The demand for classic cars has reached an all-time high, because they are a class of commodity that seems to offer sure returns for investors. According to the HAG (Historic Automobile Group) Top Index, classic cars have been experiencing year-on-year compound growth, and they move independently of other areas of investment.
John Collins, who founded leading Ferrari dealer Talacrest, said that the demand for classic cars will continue to grow because cars are tangible and usable things. He added that the prices of classic cars have also risen dramatically, because there is a new breed of buyers in the market who have real money to spend. These buyers can purchase very expensive cars without financing.
As demand continues to rise, there may not be enough perfect exotic cars to sate the appetites of collectors. Collins said that there are more billionaires than Ferrari 250 GTOs in the world today, and people who own highly valued classic cars do not want to part with them. The last time a Ferrari GTO 250 was offered at an auction was in 2010, and it fetched $19.4 million, which was a lot higher than its original price of $18,000 in 1963.

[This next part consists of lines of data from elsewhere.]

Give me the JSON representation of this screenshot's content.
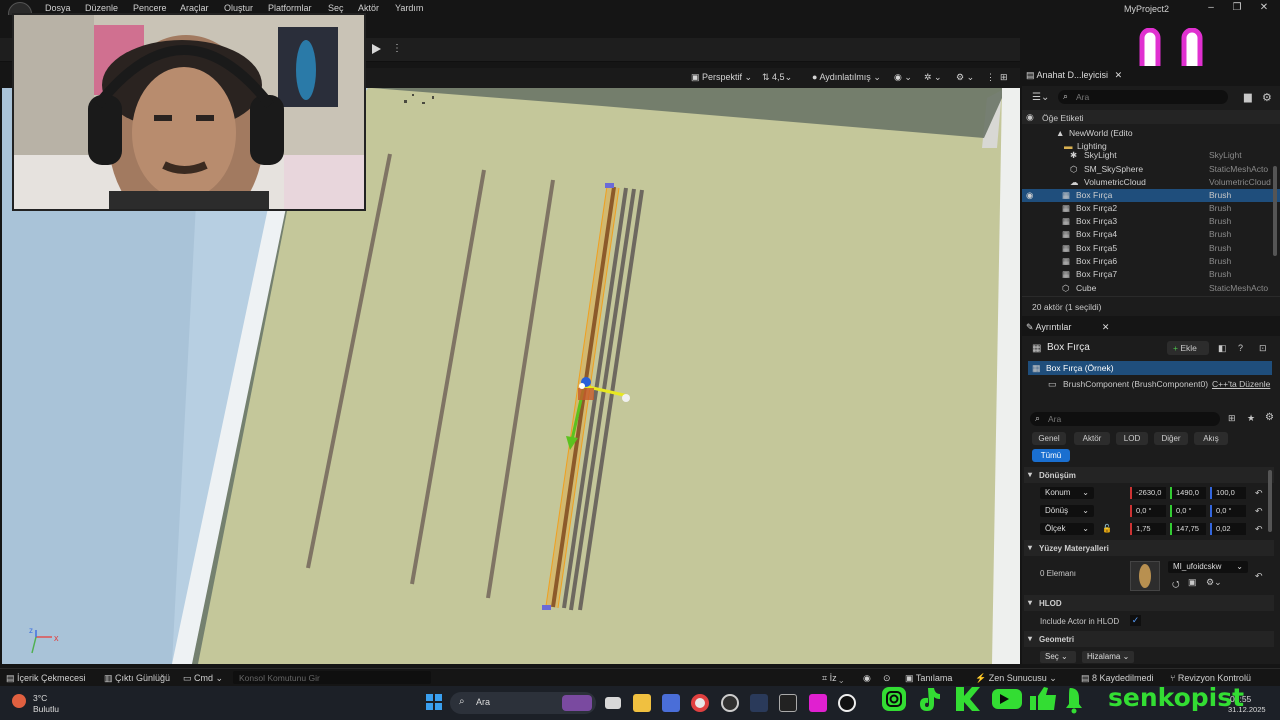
{
  "menu": {
    "items": [
      "Dosya",
      "Düzenle",
      "Pencere",
      "Araçlar",
      "Oluştur",
      "Platformlar",
      "Seç",
      "Aktör",
      "Yardım"
    ],
    "project_title": "MyProject2"
  },
  "viewport": {
    "perspective_label": "Perspektif",
    "camera_speed": "4,5",
    "lighting_label": "Aydınlatılmış",
    "axis_x": "x",
    "axis_z": "z"
  },
  "outliner": {
    "tab_title": "Anahat D...leyicisi",
    "search_placeholder": "Ara",
    "column_label": "Öğe Etiketi",
    "rows": [
      {
        "name": "NewWorld (Edito",
        "type": ""
      },
      {
        "name": "Lighting",
        "type": ""
      },
      {
        "name": "SkyLight",
        "type": "SkyLight"
      },
      {
        "name": "SM_SkySphere",
        "type": "StaticMeshActo"
      },
      {
        "name": "VolumetricCloud",
        "type": "VolumetricCloud"
      },
      {
        "name": "Box Fırça",
        "type": "Brush"
      },
      {
        "name": "Box Fırça2",
        "type": "Brush"
      },
      {
        "name": "Box Fırça3",
        "type": "Brush"
      },
      {
        "name": "Box Fırça4",
        "type": "Brush"
      },
      {
        "name": "Box Fırça5",
        "type": "Brush"
      },
      {
        "name": "Box Fırça6",
        "type": "Brush"
      },
      {
        "name": "Box Fırça7",
        "type": "Brush"
      },
      {
        "name": "Cube",
        "type": "StaticMeshActo"
      }
    ],
    "footer": "20 aktör (1 seçildi)"
  },
  "details": {
    "tab_title": "Ayrıntılar",
    "actor_name": "Box Fırça",
    "add_label": "Ekle",
    "instance_label": "Box Fırça (Örnek)",
    "component_label": "BrushComponent (BrushComponent0)",
    "cpp_link": "C++'ta Düzenle",
    "search_placeholder": "Ara",
    "filters": [
      "Genel",
      "Aktör",
      "LOD",
      "Diğer",
      "Akış"
    ],
    "filter_all": "Tümü",
    "transform_header": "Dönüşüm",
    "location_label": "Konum",
    "location": [
      "-2630,0",
      "1490,0",
      "100,0"
    ],
    "rotation_label": "Dönüş",
    "rotation": [
      "0,0 °",
      "0,0 °",
      "0,0 °"
    ],
    "scale_label": "Ölçek",
    "scale": [
      "1,75",
      "147,75",
      "0,02"
    ],
    "materials_header": "Yüzey Materyalleri",
    "elements_label": "0 Elemanı",
    "material_name": "MI_ufoidcskw",
    "hlod_header": "HLOD",
    "include_hlod_label": "Include Actor in HLOD",
    "geometry_header": "Geometri",
    "select_label": "Seç",
    "align_label": "Hizalama"
  },
  "bottombar": {
    "content_browser": "İçerik Çekmecesi",
    "output_log": "Çıktı Günlüğü",
    "cmd": "Cmd",
    "console_placeholder": "Konsol Komutunu Gir",
    "trace": "İz",
    "describe": "Tanılama",
    "zen": "Zen Sunucusu",
    "saved": "8 Kaydedilmedi",
    "revision": "Revizyon Kontrolü"
  },
  "taskbar": {
    "weather_temp": "3°C",
    "weather_desc": "Bulutlu",
    "search_label": "Ara",
    "time": "08:55",
    "date": "31.12.2025"
  },
  "overlay": {
    "brand": "senkopist"
  },
  "colors": {
    "accent_blue": "#1f4e7c",
    "selection_orange": "#f0a020",
    "floor": "#c4c79a",
    "brand_green": "#33dd33",
    "smile_pink": "#e030d0"
  }
}
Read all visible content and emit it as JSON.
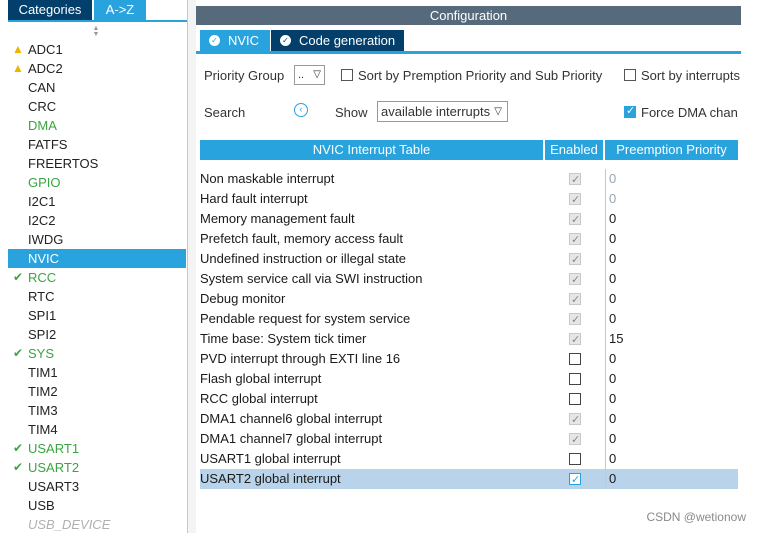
{
  "left_panel": {
    "tabs": {
      "categories": "Categories",
      "az": "A->Z"
    },
    "items": [
      {
        "label": "ADC1",
        "status": "warning"
      },
      {
        "label": "ADC2",
        "status": "warning"
      },
      {
        "label": "CAN",
        "status": "none"
      },
      {
        "label": "CRC",
        "status": "none"
      },
      {
        "label": "DMA",
        "status": "green"
      },
      {
        "label": "FATFS",
        "status": "none"
      },
      {
        "label": "FREERTOS",
        "status": "none"
      },
      {
        "label": "GPIO",
        "status": "green"
      },
      {
        "label": "I2C1",
        "status": "none"
      },
      {
        "label": "I2C2",
        "status": "none"
      },
      {
        "label": "IWDG",
        "status": "none"
      },
      {
        "label": "NVIC",
        "status": "selected"
      },
      {
        "label": "RCC",
        "status": "checked"
      },
      {
        "label": "RTC",
        "status": "none"
      },
      {
        "label": "SPI1",
        "status": "none"
      },
      {
        "label": "SPI2",
        "status": "none"
      },
      {
        "label": "SYS",
        "status": "checked"
      },
      {
        "label": "TIM1",
        "status": "none"
      },
      {
        "label": "TIM2",
        "status": "none"
      },
      {
        "label": "TIM3",
        "status": "none"
      },
      {
        "label": "TIM4",
        "status": "none"
      },
      {
        "label": "USART1",
        "status": "checked"
      },
      {
        "label": "USART2",
        "status": "checked"
      },
      {
        "label": "USART3",
        "status": "none"
      },
      {
        "label": "USB",
        "status": "none"
      },
      {
        "label": "USB_DEVICE",
        "status": "disabled"
      }
    ]
  },
  "config": {
    "title": "Configuration",
    "tabs": {
      "nvic": "NVIC",
      "code": "Code generation"
    },
    "priority_group": {
      "label": "Priority Group",
      "value": ".."
    },
    "sort_premption": "Sort by Premption Priority and Sub Priority",
    "sort_interrupts": "Sort by interrupts",
    "search_label": "Search",
    "show_label": "Show",
    "show_value": "available interrupts",
    "force_dma": "Force DMA chan"
  },
  "table": {
    "headers": {
      "name": "NVIC Interrupt Table",
      "enabled": "Enabled",
      "priority": "Preemption Priority"
    },
    "rows": [
      {
        "name": "Non maskable interrupt",
        "enabled": true,
        "locked": true,
        "priority": "0",
        "pri_grey": true
      },
      {
        "name": "Hard fault interrupt",
        "enabled": true,
        "locked": true,
        "priority": "0",
        "pri_grey": true
      },
      {
        "name": "Memory management fault",
        "enabled": true,
        "locked": true,
        "priority": "0",
        "pri_grey": false
      },
      {
        "name": "Prefetch fault, memory access fault",
        "enabled": true,
        "locked": true,
        "priority": "0",
        "pri_grey": false
      },
      {
        "name": "Undefined instruction or illegal state",
        "enabled": true,
        "locked": true,
        "priority": "0",
        "pri_grey": false
      },
      {
        "name": "System service call via SWI instruction",
        "enabled": true,
        "locked": true,
        "priority": "0",
        "pri_grey": false
      },
      {
        "name": "Debug monitor",
        "enabled": true,
        "locked": true,
        "priority": "0",
        "pri_grey": false
      },
      {
        "name": "Pendable request for system service",
        "enabled": true,
        "locked": true,
        "priority": "0",
        "pri_grey": false
      },
      {
        "name": "Time base: System tick timer",
        "enabled": true,
        "locked": true,
        "priority": "15",
        "pri_grey": false
      },
      {
        "name": "PVD interrupt through EXTI line 16",
        "enabled": false,
        "locked": false,
        "priority": "0",
        "pri_grey": false
      },
      {
        "name": "Flash global interrupt",
        "enabled": false,
        "locked": false,
        "priority": "0",
        "pri_grey": false
      },
      {
        "name": "RCC global interrupt",
        "enabled": false,
        "locked": false,
        "priority": "0",
        "pri_grey": false
      },
      {
        "name": "DMA1 channel6 global interrupt",
        "enabled": true,
        "locked": true,
        "priority": "0",
        "pri_grey": false
      },
      {
        "name": "DMA1 channel7 global interrupt",
        "enabled": true,
        "locked": true,
        "priority": "0",
        "pri_grey": false
      },
      {
        "name": "USART1 global interrupt",
        "enabled": false,
        "locked": false,
        "priority": "0",
        "pri_grey": false
      },
      {
        "name": "USART2 global interrupt",
        "enabled": true,
        "locked": false,
        "priority": "0",
        "pri_grey": false,
        "selected": true
      }
    ]
  },
  "watermark": "CSDN @wetionow",
  "colors": {
    "accent": "#29a3dd",
    "dark_tab": "#033f6b",
    "title_bar": "#566a7b",
    "selected_row": "#b8d3ea"
  }
}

According to Collins, Ferraris from the 1960s and Bugattis from the 1930s will always fetch higher prices than newer cars, because of their rarity. These cars were mostly produced in hundreds, whereas modern cars, including most supercars, are produced in thousands.